Directions for this task. Using the records below, please work out how many lines contain "dcinside"; answer with the number alone.

--

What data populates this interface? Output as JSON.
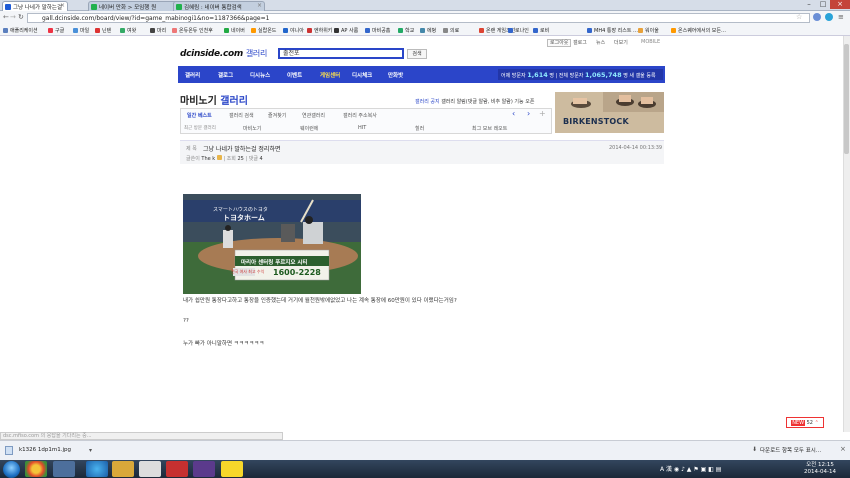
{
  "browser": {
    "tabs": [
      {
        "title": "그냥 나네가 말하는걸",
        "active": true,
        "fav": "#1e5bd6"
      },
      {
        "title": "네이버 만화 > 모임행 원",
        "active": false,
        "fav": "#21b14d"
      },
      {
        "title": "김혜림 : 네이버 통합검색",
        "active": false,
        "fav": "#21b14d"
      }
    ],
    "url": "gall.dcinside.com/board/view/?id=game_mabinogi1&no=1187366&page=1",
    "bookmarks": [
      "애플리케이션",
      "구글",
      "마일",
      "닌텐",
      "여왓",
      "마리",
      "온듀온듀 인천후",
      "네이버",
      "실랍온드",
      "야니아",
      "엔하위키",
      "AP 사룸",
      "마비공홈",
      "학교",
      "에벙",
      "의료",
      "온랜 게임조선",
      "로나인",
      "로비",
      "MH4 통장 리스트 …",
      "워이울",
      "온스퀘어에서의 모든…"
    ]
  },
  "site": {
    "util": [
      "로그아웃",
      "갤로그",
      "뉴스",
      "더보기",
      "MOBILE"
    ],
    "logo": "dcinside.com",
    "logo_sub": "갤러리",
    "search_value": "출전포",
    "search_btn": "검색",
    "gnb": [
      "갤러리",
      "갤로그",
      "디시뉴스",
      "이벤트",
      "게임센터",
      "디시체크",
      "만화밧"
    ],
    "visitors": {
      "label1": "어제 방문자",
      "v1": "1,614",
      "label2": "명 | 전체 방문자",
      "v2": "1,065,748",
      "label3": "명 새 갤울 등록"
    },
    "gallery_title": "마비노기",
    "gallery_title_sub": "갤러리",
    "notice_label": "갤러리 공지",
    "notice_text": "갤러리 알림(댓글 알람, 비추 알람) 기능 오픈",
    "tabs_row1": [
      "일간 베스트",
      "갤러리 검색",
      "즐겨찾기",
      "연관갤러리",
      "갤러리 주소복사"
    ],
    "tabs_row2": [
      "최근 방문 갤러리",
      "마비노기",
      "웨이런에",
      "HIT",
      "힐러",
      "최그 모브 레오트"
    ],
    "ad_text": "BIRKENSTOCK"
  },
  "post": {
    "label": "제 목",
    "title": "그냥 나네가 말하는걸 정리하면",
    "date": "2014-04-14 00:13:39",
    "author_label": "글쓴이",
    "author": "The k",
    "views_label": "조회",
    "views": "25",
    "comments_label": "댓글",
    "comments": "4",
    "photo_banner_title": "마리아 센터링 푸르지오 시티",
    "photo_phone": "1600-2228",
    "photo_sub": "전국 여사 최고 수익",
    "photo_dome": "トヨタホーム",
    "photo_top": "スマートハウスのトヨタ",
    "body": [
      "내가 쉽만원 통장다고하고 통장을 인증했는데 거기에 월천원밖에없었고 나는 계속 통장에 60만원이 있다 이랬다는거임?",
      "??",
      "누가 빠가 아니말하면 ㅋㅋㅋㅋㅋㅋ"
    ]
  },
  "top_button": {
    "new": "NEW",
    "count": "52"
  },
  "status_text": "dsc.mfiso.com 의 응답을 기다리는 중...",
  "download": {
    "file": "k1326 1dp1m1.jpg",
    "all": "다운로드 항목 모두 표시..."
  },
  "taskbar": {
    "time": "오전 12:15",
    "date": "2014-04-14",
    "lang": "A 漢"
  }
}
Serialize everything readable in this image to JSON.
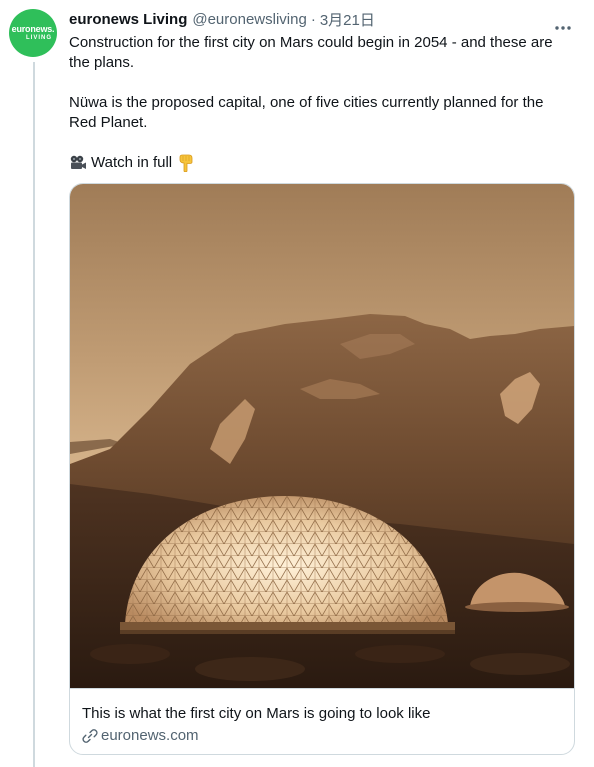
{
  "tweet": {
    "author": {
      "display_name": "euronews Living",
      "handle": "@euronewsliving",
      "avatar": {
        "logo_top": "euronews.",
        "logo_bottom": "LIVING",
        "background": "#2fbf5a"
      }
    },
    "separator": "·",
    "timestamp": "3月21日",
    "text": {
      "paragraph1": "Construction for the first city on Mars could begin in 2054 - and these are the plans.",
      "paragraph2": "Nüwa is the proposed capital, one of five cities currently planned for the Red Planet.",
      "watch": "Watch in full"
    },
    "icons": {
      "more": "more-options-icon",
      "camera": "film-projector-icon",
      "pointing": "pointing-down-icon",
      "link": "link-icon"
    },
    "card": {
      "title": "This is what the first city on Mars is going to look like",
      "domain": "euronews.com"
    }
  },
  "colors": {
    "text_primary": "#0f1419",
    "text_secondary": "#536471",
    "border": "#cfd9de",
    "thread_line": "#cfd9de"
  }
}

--

Answer for this exercise. 2